I agree with Alan Kay in that it has not met the original goal. But we're closer than we have ever been.

Sunday, January 2, 2011

They Seem To Be Missing The Point...

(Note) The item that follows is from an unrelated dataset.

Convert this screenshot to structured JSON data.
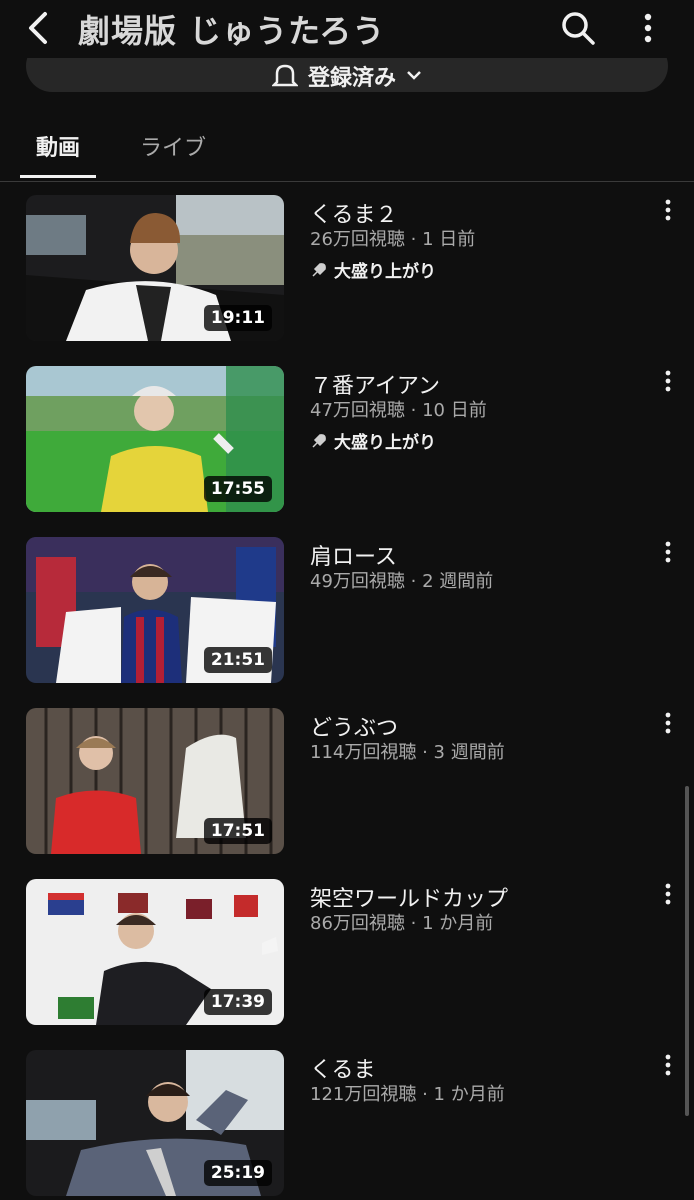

While I am not a big fan of Microsoft, I do like a couple of their products and have to use their Windows platform quite a bit. My IBM ThinkPad X41, for instance, uses Windows XP, and while I grumble frequently about how bloated an OS it can be, the version that is installed on the machine (apparently the For Legacy Products version) is pretty nimble and somewhat thinner. My older ThinkPad, the 760XD, runs Windows 98SE, mainly to be a backup for my Jornada.
Which brings me to my main point. The Jornada uses Windows CE, as does my little subnotebook. The version found on the subnote is 6.0, the latest. Windows CE is an interesting product. For one, it is light, no doubt due to its primary mission of being used on "gadgets"; PDA's, smart phones and portable computers. It is almost always ROM based, and always boots very quickly.
It is almost a forgotten product, or at best the target of abuse.
Yet, it was the operating system that was chosen for these subnotebooks that are flooding the market at usually less than $150 a unit. As I write these words, they are beginning to develop a small, cult-like following. These computers are selling.
But for some reason, the rest of the world hasn't noticed, it seems.
It no doubt has to do with price. These computers are viewed as cheap, after all. The one I own, however, works flawlessly.
What they need are applications. Note; I say "applications", not apps. They could also use slightly better support, but again, for the price, that may be a long shot. Based upon what I've read, developing Windows CE applications is not that hard, and I may yet give it a shot.
The open source community has also noticed these computers. The Android OS is already an alternative operating system for them (in some places, apparently, you can buy them with Android already installed). Debian has also been ported; how long will it be before Ubuntu develops a gadget version, I wonder.
But the thing is, there is room for development here. These little machines have plenty of potential. Their distributors seem to be missing the point and a real opportunity.